>>>>>

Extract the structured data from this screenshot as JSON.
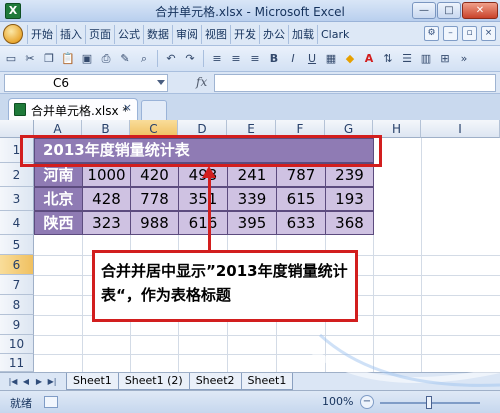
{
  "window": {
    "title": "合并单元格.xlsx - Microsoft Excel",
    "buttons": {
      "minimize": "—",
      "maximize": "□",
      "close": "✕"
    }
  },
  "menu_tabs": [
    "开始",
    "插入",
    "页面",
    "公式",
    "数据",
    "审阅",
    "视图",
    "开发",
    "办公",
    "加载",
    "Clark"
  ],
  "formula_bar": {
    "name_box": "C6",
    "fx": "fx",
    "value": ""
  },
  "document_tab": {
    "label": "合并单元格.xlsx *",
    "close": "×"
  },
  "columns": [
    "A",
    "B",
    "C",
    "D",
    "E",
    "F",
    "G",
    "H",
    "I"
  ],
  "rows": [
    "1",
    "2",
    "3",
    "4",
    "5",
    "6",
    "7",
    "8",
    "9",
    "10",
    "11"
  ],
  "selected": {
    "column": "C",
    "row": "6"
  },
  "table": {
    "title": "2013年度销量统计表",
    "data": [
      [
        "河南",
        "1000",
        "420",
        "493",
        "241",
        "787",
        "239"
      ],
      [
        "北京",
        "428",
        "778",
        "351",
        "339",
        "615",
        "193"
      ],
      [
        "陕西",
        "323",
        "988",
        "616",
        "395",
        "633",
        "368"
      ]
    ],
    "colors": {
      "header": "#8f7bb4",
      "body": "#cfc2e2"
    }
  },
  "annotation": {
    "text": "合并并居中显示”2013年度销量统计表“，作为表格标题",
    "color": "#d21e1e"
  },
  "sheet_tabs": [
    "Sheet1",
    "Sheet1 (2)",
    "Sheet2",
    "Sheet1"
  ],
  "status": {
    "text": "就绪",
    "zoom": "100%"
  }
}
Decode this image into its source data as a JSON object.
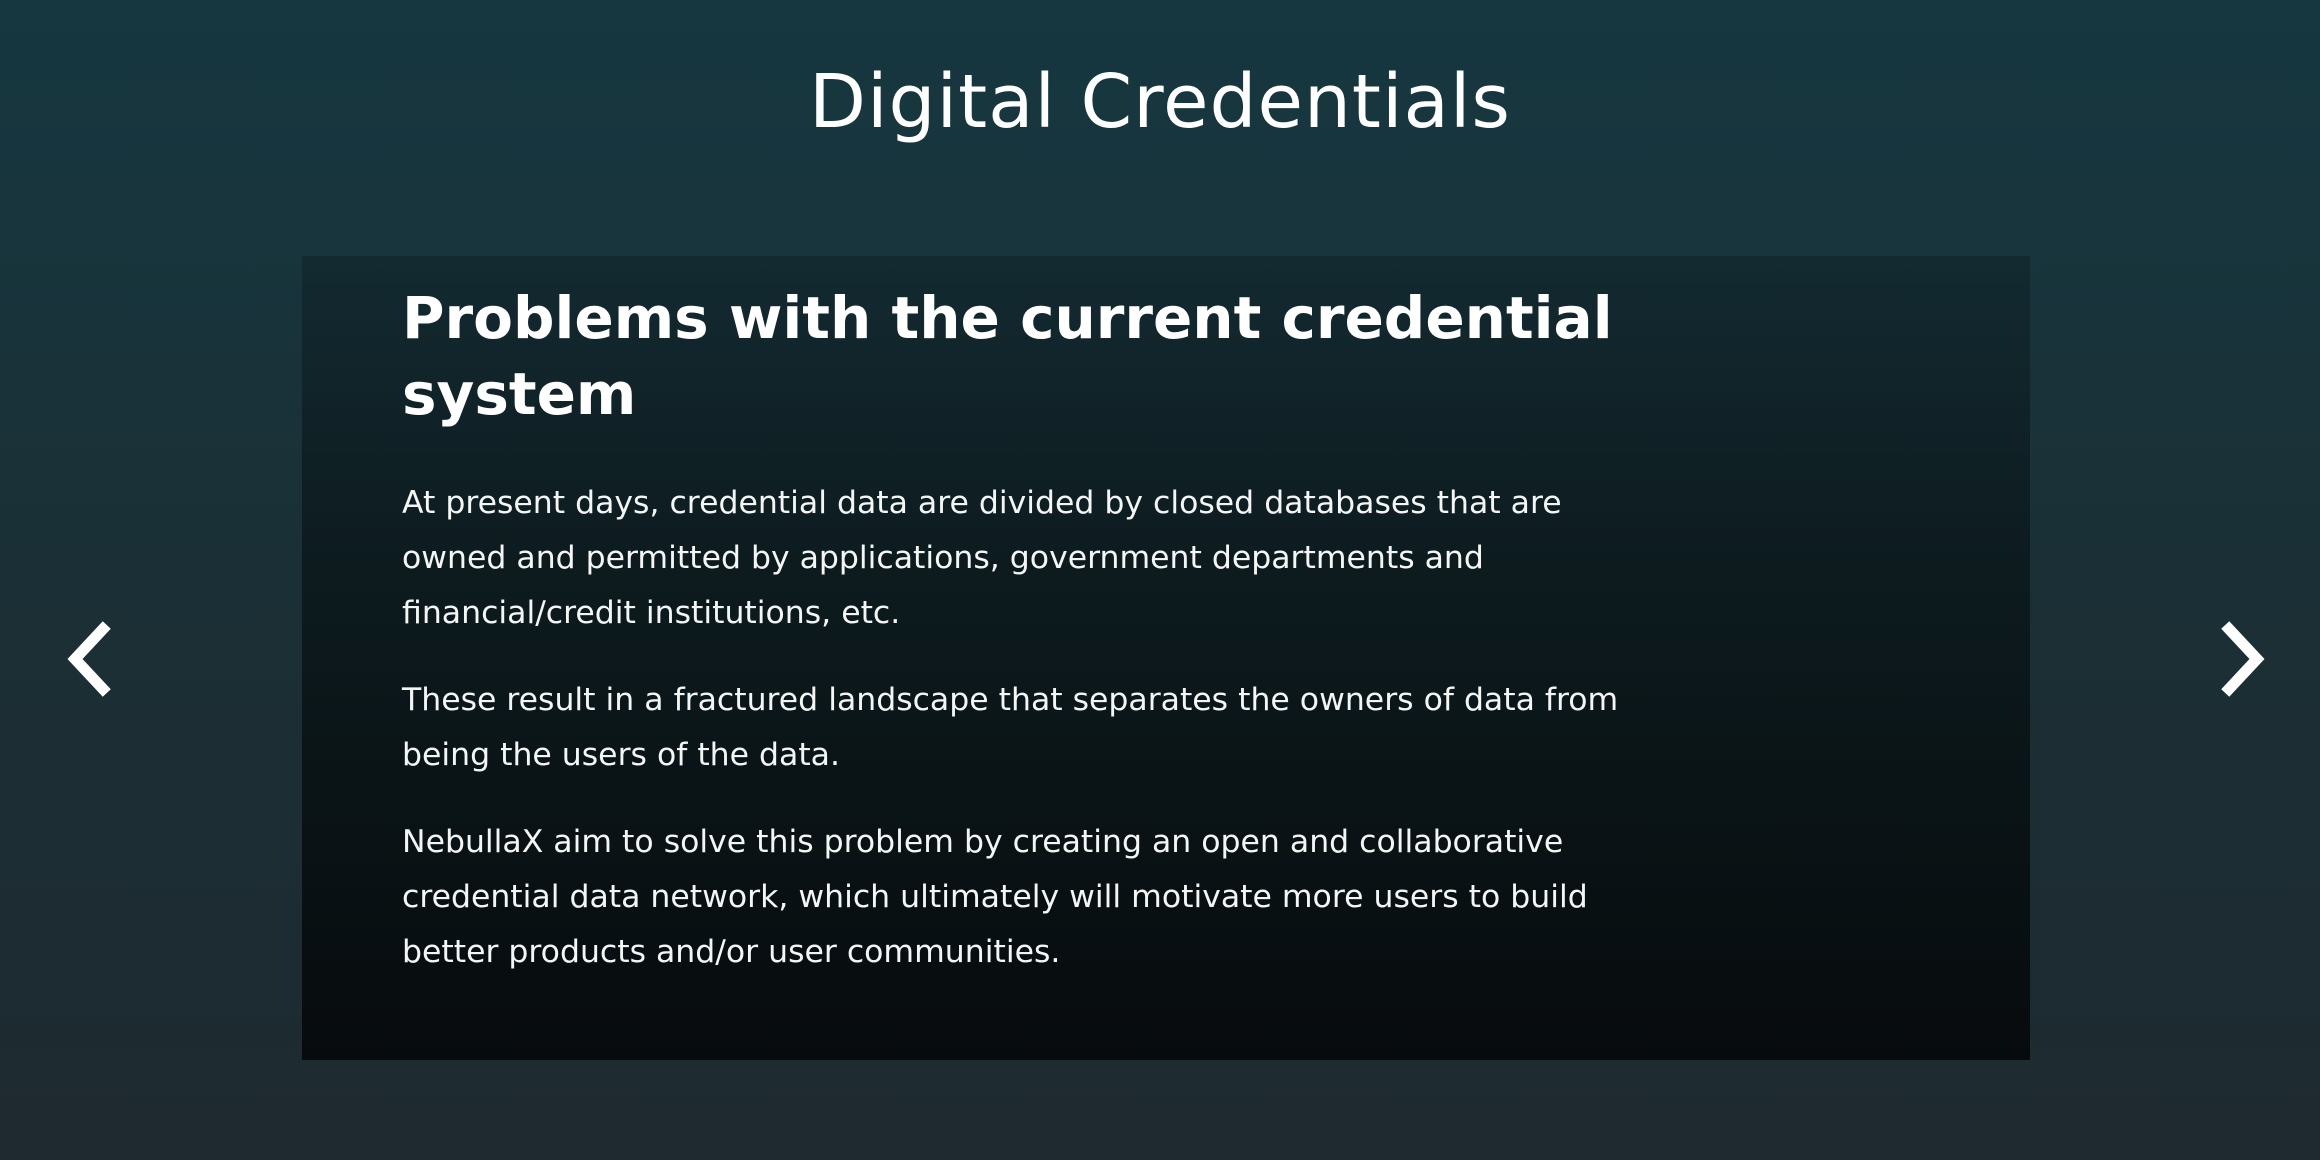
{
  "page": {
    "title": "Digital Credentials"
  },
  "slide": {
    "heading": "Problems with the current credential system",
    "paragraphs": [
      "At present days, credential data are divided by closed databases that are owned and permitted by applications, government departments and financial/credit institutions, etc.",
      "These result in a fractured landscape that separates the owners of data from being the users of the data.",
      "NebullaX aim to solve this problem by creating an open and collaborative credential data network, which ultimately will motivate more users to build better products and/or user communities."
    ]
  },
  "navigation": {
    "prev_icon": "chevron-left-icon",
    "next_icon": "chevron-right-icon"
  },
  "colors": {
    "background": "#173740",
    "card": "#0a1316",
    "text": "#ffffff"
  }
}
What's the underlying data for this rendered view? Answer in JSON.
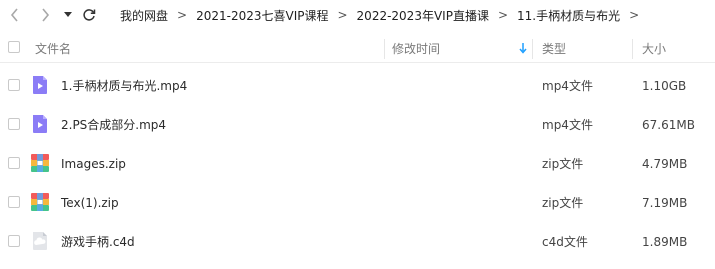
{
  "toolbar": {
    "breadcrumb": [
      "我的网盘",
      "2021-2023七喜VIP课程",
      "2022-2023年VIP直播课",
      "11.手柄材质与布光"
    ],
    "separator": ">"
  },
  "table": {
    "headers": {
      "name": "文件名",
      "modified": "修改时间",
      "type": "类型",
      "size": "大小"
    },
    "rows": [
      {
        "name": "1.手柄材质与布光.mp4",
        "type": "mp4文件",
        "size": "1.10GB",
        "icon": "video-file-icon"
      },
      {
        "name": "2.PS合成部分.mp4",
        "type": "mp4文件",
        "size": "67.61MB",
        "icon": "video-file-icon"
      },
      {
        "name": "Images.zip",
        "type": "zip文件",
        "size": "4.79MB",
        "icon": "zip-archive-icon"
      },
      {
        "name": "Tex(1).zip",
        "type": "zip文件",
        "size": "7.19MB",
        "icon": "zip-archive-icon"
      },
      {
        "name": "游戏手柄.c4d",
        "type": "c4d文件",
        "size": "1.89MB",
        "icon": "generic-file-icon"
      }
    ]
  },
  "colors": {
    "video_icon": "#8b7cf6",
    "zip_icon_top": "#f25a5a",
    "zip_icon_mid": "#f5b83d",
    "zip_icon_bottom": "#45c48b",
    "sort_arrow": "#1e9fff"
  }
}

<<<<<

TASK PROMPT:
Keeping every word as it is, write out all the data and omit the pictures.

TASK RESULT:
Extract the structured data from this screenshot as JSON.
{
  "window": {
    "title": "合并单元格.xlsx - Microsoft Excel",
    "buttons": {
      "minimize": "—",
      "maximize": "□",
      "close": "✕"
    }
  },
  "menu_tabs": [
    "开始",
    "插入",
    "页面",
    "公式",
    "数据",
    "审阅",
    "视图",
    "开发",
    "办公",
    "加载",
    "Clark"
  ],
  "formula_bar": {
    "name_box": "C6",
    "fx": "fx",
    "value": ""
  },
  "document_tab": {
    "label": "合并单元格.xlsx *",
    "close": "×"
  },
  "columns": [
    "A",
    "B",
    "C",
    "D",
    "E",
    "F",
    "G",
    "H",
    "I"
  ],
  "rows": [
    "1",
    "2",
    "3",
    "4",
    "5",
    "6",
    "7",
    "8",
    "9",
    "10",
    "11"
  ],
  "selected": {
    "column": "C",
    "row": "6"
  },
  "table": {
    "title": "2013年度销量统计表",
    "data": [
      [
        "河南",
        "1000",
        "420",
        "493",
        "241",
        "787",
        "239"
      ],
      [
        "北京",
        "428",
        "778",
        "351",
        "339",
        "615",
        "193"
      ],
      [
        "陕西",
        "323",
        "988",
        "616",
        "395",
        "633",
        "368"
      ]
    ],
    "colors": {
      "header": "#8f7bb4",
      "body": "#cfc2e2"
    }
  },
  "annotation": {
    "text": "合并并居中显示”2013年度销量统计表“，作为表格标题",
    "color": "#d21e1e"
  },
  "sheet_tabs": [
    "Sheet1",
    "Sheet1 (2)",
    "Sheet2",
    "Sheet1"
  ],
  "status": {
    "text": "就绪",
    "zoom": "100%"
  }
}
Decode this image into its source data as a JSON object.
{
  "page": {
    "title": "Digital Credentials"
  },
  "slide": {
    "heading": "Problems with the current credential system",
    "paragraphs": [
      "At present days, credential data are divided by closed databases that are owned and permitted by applications, government departments and financial/credit institutions, etc.",
      "These result in a fractured landscape that separates the owners of data from being the users of the data.",
      "NebullaX aim to solve this problem by creating an open and collaborative credential data network, which ultimately will motivate more users to build better products and/or user communities."
    ]
  },
  "navigation": {
    "prev_icon": "chevron-left-icon",
    "next_icon": "chevron-right-icon"
  },
  "colors": {
    "background": "#173740",
    "card": "#0a1316",
    "text": "#ffffff"
  }
}
What's the underlying data for this rendered view? Answer in JSON.
{
  "toolbar": {
    "breadcrumb": [
      "我的网盘",
      "2021-2023七喜VIP课程",
      "2022-2023年VIP直播课",
      "11.手柄材质与布光"
    ],
    "separator": ">"
  },
  "table": {
    "headers": {
      "name": "文件名",
      "modified": "修改时间",
      "type": "类型",
      "size": "大小"
    },
    "rows": [
      {
        "name": "1.手柄材质与布光.mp4",
        "type": "mp4文件",
        "size": "1.10GB",
        "icon": "video-file-icon"
      },
      {
        "name": "2.PS合成部分.mp4",
        "type": "mp4文件",
        "size": "67.61MB",
        "icon": "video-file-icon"
      },
      {
        "name": "Images.zip",
        "type": "zip文件",
        "size": "4.79MB",
        "icon": "zip-archive-icon"
      },
      {
        "name": "Tex(1).zip",
        "type": "zip文件",
        "size": "7.19MB",
        "icon": "zip-archive-icon"
      },
      {
        "name": "游戏手柄.c4d",
        "type": "c4d文件",
        "size": "1.89MB",
        "icon": "generic-file-icon"
      }
    ]
  },
  "colors": {
    "video_icon": "#8b7cf6",
    "zip_icon_top": "#f25a5a",
    "zip_icon_mid": "#f5b83d",
    "zip_icon_bottom": "#45c48b",
    "sort_arrow": "#1e9fff"
  }
}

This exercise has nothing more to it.